I was able to do five closed card sorts and one open card sort. The open card sort proved to be ineffective due to the overwhelming amount of topic cards I had my users sort through. I made a conscious decision not to proceed with more open card sorts. I made executive decisions based on the closed card sorts, hoping to do open card sort once I was able to reorganize, reword and consolidate.
Takeaway: reclassify and reword to match people’s mental models.
Top tasks that the personas need:
- list of required classes
- school calendar
Issues with templates:
- two existing templates: new and old (some pages have not been updated)
- old template had different navigation bar and undergraduate was spelled incorrectly
Pages to focus on:
- home page with revised primary navigation and footer
I also noticed from card sorting that there were certain topics that could go under different categories.
Validated through the processes of site mapping and card sorting, categories in the primary navigation were reduced from fifteen to eight. I eliminated Current Students and Prospective Students to avoid confusion with Academics and Admissions.
I implemented the expandable menu to not overwhelm the user with content. It will work because Jessica the user has high motivation to navigate site.
I based other design decisions on the Nielsen Norman Group best practices.
- Navigation bars are typically scanned and best user scanning occurs left justified and vertically, shown above in the prototype’s primary navigation
- Chose not use all caps for all navigation text because all caps reduces legibility.
Link to latest prototype: https://invis.io/VA4B5M7CD
Usability Testing 1
Immediate feedback from usability testing:
- Global navigation bar seemed to be a success
- Actual category page layout needed extra work because there was confusion with the wording
- NYIT logo as the “back to home” icon confirmed with 2 out of 3 users
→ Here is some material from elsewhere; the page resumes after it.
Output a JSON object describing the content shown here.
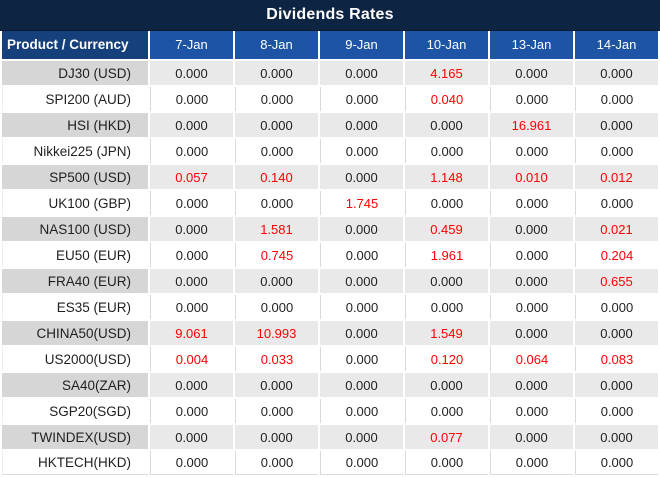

I had the Academic Calendar available in three different areas and wanted to test which was most successful. I made a mistake with wording while interviewing but I could not change in order to keep consistency in my results. I asked the question, “Now that you’ve found out what required classes, you need to figure out the registration deadline. Can you show me how you’d navigate the site to find out?” All three immediately associated registration with Register for Classes in the top supplemental bar, realized it was not clickable and then saw the Academic Calendar.
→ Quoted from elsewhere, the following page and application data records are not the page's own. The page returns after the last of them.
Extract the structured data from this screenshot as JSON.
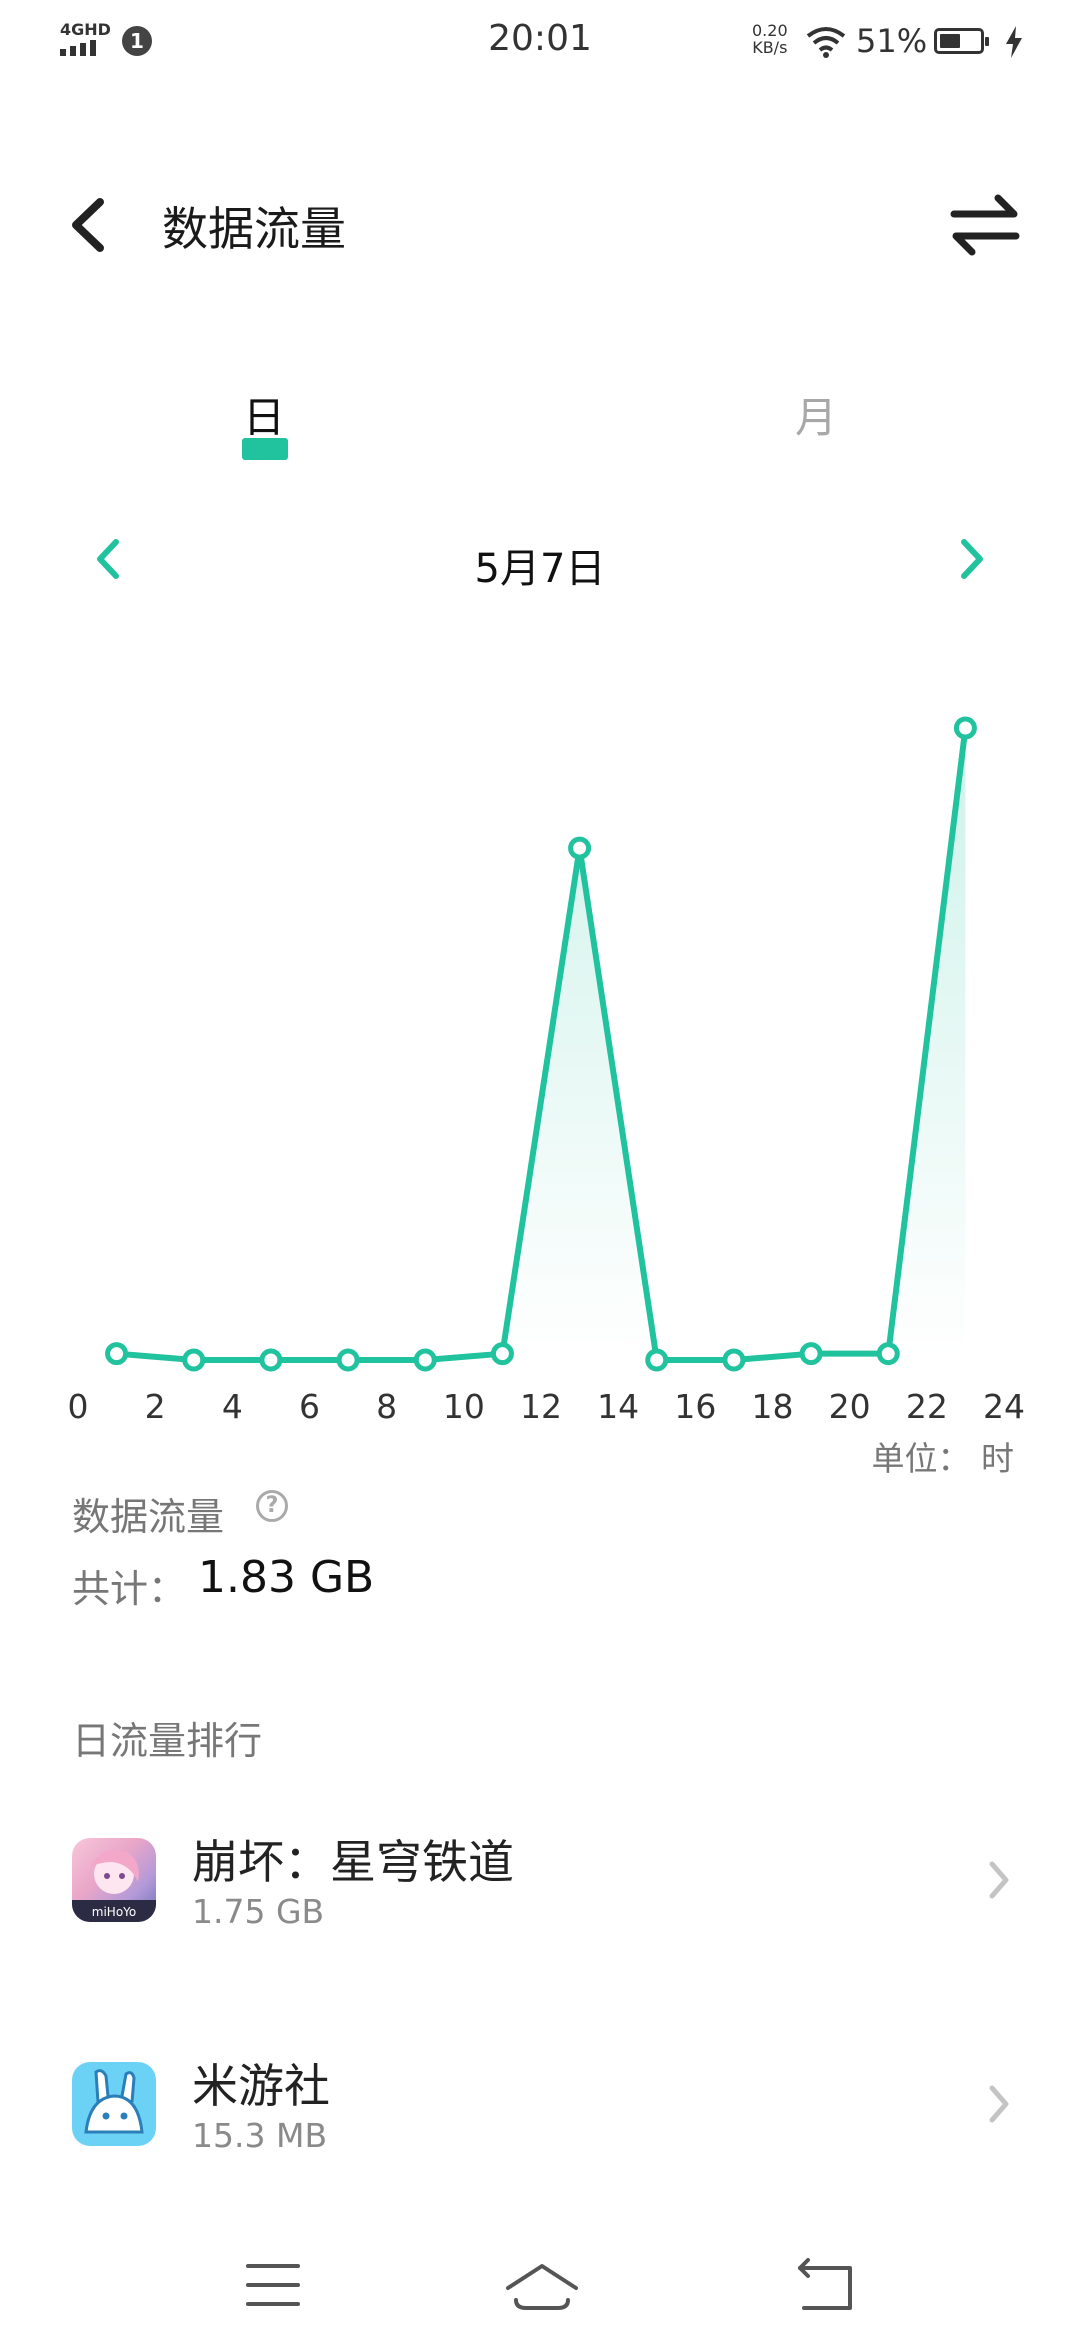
{
  "status_bar": {
    "time": "20:01",
    "network": "4GHD",
    "sim_badge": "1",
    "speed_value": "0.20",
    "speed_unit": "KB/s",
    "battery": "51%",
    "icons": [
      "signal-icon",
      "wifi-icon",
      "battery-icon",
      "charging-icon"
    ]
  },
  "header": {
    "title": "数据流量",
    "back_icon": "chevron-left-icon",
    "action_icon": "swap-icon"
  },
  "tabs": [
    {
      "label": "日",
      "selected": true
    },
    {
      "label": "月",
      "selected": false
    }
  ],
  "date_nav": {
    "label": "5月7日",
    "prev_icon": "chevron-left-icon",
    "next_icon": "chevron-right-icon"
  },
  "chart_data": {
    "type": "line",
    "x": [
      1,
      3,
      5,
      7,
      9,
      11,
      13,
      15,
      17,
      19,
      21,
      23
    ],
    "values": [
      0.01,
      0,
      0,
      0,
      0,
      0.01,
      0.81,
      0,
      0,
      0.01,
      0.01,
      1.0
    ],
    "xticks": [
      "0",
      "2",
      "4",
      "6",
      "8",
      "10",
      "12",
      "14",
      "16",
      "18",
      "20",
      "22",
      "24"
    ],
    "xlim": [
      0,
      24
    ],
    "ylim": [
      0,
      1.0
    ],
    "unit": "单位：  时",
    "grid": false,
    "color": "#21c29e"
  },
  "summary": {
    "title": "数据流量",
    "help_icon": "help-icon",
    "total_label": "共计：",
    "total_value": "1.83 GB"
  },
  "ranking": {
    "title": "日流量排行",
    "apps": [
      {
        "name": "崩坏：星穹铁道",
        "size": "1.75 GB",
        "icon": "honkai-star-rail-app-icon",
        "icon_text": "miHoYo"
      },
      {
        "name": "米游社",
        "size": "15.3 MB",
        "icon": "miyoushe-app-icon"
      }
    ]
  },
  "nav_bar": {
    "icons": [
      "menu-icon",
      "home-icon",
      "back-icon"
    ]
  }
}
I also found out new areas of exploration that pertained to other personas. i.e. prospective students in high school are new to the process and may not know terms (implement a feature of hidden help annotations).
- Changed existing Catalog in navigation to Course Catalog (did not implement in my first prototype even though it was part of my analysis from card sorting)
- Took out the actual context in certain areas because it was distracting and not my point but users focused on it.
- Added words to indicate task was finished. i.e. * for required courses
- Broke up large information to help users with scanning
Usability Testing 2
- I did not use the term registration deadline in my usability testing script so the top supplemental navigation bar was not noticed.
- Users did not scroll because what was halfway above the fold floated completely above fold. There was no more indication that there was more to scroll.
- Home button in the NYIT logo was confirmed with 3 out of 3 users.
- Content page layout needed to be reworked, restructured or re-named for clarity.
- Home page was successful overall. Next iteration would focus on content page.
- Iterating and prototyping mobile layout
- More open or hybrid card sorts
- More usability testing on existing site and competitors because I found it extremely helpful in identifying good and bad practices
- Design second iteration based on first iteration feedback
- Explore other personas and their user flows to help test out rest of the navigation
- Additional consolidated pages
- Additional navigation reorganization at third tiers
- Content/detail page updates because some still had the old template with undergraduate spelled incorrectly
- Hidden help annotations for prospective high school students that are unfamiliar with some terms